from a teacher to extend and expand their thought process. I also believe that aspects of
hands-on discovery learning are vital for young minds to understand certain concepts.

There can be many implications for Piaget’s theory regarding primary teaching. Piaget has a
great focus on the process of a child’s way of thinking, and not just of its products. An example
for using this theory for primary school ages students would be the act of using certain games
when learning math problems. Rather than being focused on the answer, using games and a
systematic hands-on approach can help students logically think about a problem (Ojose, 2005,
pp. 29). Blocks and tangible objects can be used when learning addition and subtraction from
one another. Teachers can then clearly observe the thought process that students take when
thinking about these problems (Duchesne & McMaugh, 2019, pp. 118).

Piaget describes children as active learners and are directly involved with the environment
around them (Duchesne & McMaugh, 2019, pp. 96). Children are encouraged to participate
and interact with the environment around them to discover a new understanding to problems
and are not often presented with materials that are intangible. An example of this that can be
used in a primary classroom environment can be when students are learning about
measurements and heights (Duchesne & McMaugh, 2019, pp. 107). Instead of using wrote-
learning methods to teach a topic like this, students can have active involvement, and can
participate in activities such as ordering objects in height order and measuring volumes by
pouring varying amount of liquids into different sized cups. This allow students to be self-
initiated and active in their learning to understand a new concept (Ojose, 2005, pp. 29).

A concern with Piaget’s theory is the age defining ranges in each stage. There may be children
that because of their age are placed in a specific development stage, however they are not
capable of displaying the key factors that are described. The concept that every eleven-year-
old has already established the key factors in the concrete operational stage such as the ability
to compensate and reverse their thinking may not always be the case as some children may
still struggle to grasp these concepts. However, Piaget argues that the ages aren’t necessarily
a concrete factor and that it is only the principle that each stage must work in sequence
(Duchesne & McMaugh, 2019, pp. 115). This could present a challenge when teaching at a
primary school age. In a classroom of eleven-year old’s, teachers will have to always adjust
for the students who may ahead of their year level, and there may be students that are not yet
up to the ability of most of their peers. As no child is the same, neither is their style of learning
and teachers need to be accepting of individual differences in developmental progress and
adjust classroom activities for those students who may need extra attention, rather than
approaching some topics assuming the class has the same mentality (Duchesne & McMaugh,
2019, pp. 118).

In conclusion, I believe that there are a lot of insights on how to help nurture a child’s cognitive
development through key factors described by Piaget. Incorporating games for learning and
allowing students to be active in their environment can prove beneficial for young minds to be
able to visualise certain topics that may seem challenging to comprehend.
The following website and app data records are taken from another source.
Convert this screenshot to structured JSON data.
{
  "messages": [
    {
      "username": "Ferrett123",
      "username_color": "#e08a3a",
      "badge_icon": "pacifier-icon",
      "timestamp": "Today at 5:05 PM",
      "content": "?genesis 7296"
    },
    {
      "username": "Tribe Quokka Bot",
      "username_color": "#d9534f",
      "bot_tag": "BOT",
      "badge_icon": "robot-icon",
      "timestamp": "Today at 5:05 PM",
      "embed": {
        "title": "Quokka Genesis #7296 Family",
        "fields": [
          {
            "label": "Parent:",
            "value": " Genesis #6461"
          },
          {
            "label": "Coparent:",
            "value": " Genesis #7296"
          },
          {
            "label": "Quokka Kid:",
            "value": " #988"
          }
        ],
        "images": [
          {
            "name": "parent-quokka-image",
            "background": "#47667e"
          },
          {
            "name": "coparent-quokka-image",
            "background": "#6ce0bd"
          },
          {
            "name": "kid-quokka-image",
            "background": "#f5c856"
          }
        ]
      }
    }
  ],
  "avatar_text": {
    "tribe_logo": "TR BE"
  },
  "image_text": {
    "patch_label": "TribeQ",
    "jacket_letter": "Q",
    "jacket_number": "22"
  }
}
Giving children the
opportunity to manipulate objects and test out their own ideas can give students a sense of
accomplishment when it comes to learning. I hope to be able to incorporate some of Piaget’s
concepts in my journey to becoming a teacher.

Duchesne, S., & McMaugh, A. (2019). Educational Psychology – for learning and teaching.
(6th ed.). Australia: Cengage AU, 2018.

Woolfolk, Anita. (2004). Educational Psychology. (9th ed). Boston: Allyn and Bacon.

Ojose, B. (2015). Applying Piaget's Theory of Cognitive Development to Mathematics

Instruction. The Mathematics Educator, 18(1). Retrieved